As a result, the design is very much a game of extreme ebbs and flows. While not symmetrically tit-for-tat, game play boils down to building a fleet, cooperating with others to prevent the leader from winning the next planet, waiting your turn to win a battle, and thus then becoming the next bully on the block to be dethroned and left without an armada. Then you start over with building your fleet.
Now, to be fair, there are ways to circumvent some of this cycle. Obviously, as the leader, you don’t have to engage in battle. You can always sit out a scrum even if you have the strongest fleet. Indeed, sometimes you will just so that you can avoid the target on your back. However, if the next planet up for grabs is a ripe, juicy peach with lots of titanium, then that stinks for you. You can also spend a round conserving your strength, regardless of your position, hoping to gain an edge for the next. That will require some patience, because it’s not as fun to sit on the sidelines.
You can also gain advantages with upgrades to your units and/or buildings on your planets. There is a fun little mix to experiment with and the bonuses can create some nifty combinations. However, there is not a tremendous enough amount of variety to add all that much spice. With some minor variations or slightly different emphases, most all players nonetheless progress along similar paths. You need laboratories to increase your tech level, spaceports to support a larger fleet, adequate laser and armor upgrades, and a bulwark of stout destroyers to deliver maximum firepower and withstand withering barrages. A few of the units, upgrades, and buildings are more hard-pressed to prove their worth.
One positive aspect to the game’s interaction is that your planetary infrastructure is never lost or destroyed. So while you will be rebuilding your fleet often, your opponents can never touch the economic part of your tableau. That’s a positive thing because the economy is already a tight one…unless, of course, you’re maxed out on units, upgrades, and planetary structures. That happens from time to time, but will not be the norm. As mentioned, you’ll be rebuilding your fleet often – both units and upgrades – and so need cash for your military. Beyond the outfitting stage, you’ll also want to save some credits for discarding unwanted Tactic cards and for using you leader’s powers.
Leader traits inject some variety and a hint of replayability. They’re generally helpful, but not terribly powerful – so it’s a good balance. For varying costs, you can get cheaper Tactic cards, deal a little extra damage in battle, retain cards instead of discarding them, or earn money for discarding your own buildings. Those are half the examples. The rate and combination in which you receive Tactic cards, and the random events, also help introduce variety. There is still a fair amount of repetition, but those elements help to mix things up slightly.

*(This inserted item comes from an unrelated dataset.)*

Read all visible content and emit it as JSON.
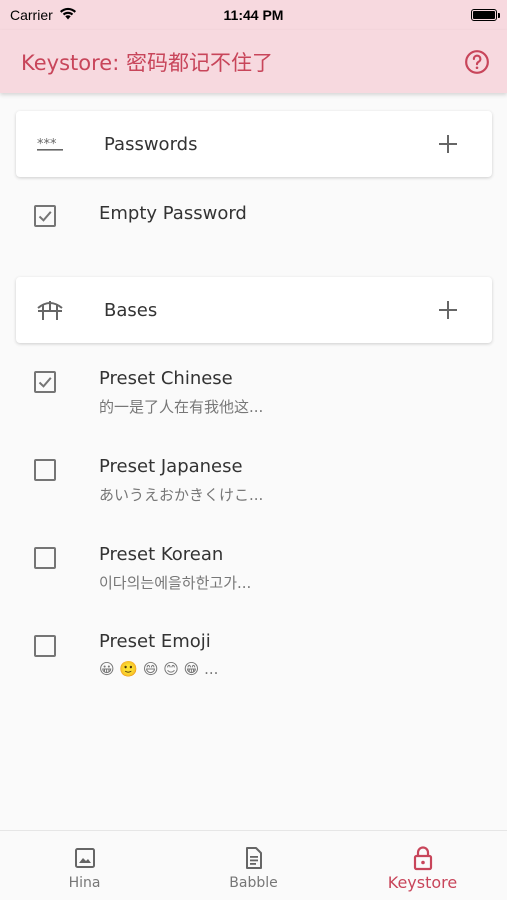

They “story” of Titanium Wars takes place in “Limbo,” a range of space on the edge of the galaxy. Ironically, that’s were game play rests for me, as well. We did have fun playing it. The variable leader abilities, the game’s simple structure, the open options, and use of Tactic cards in combat resolution are interesting and work well. The design is accessible to most anyone, although the theme isn’t a universal draw. However, the game just lacks a certain “attitude,” something really distinctive to take it from a solid design to one that stands out from the crowd. Still, as a 4-player game, it’s a nice introduction to tableau-building mixed with a unique combat system. For fans of interactive space games who are looking for some lighter fare in the genre, Titanium Wars may by worth taking to the stars.
iSlaytheDragon would like to thank Iello for providing a review copy of Titanium Wars.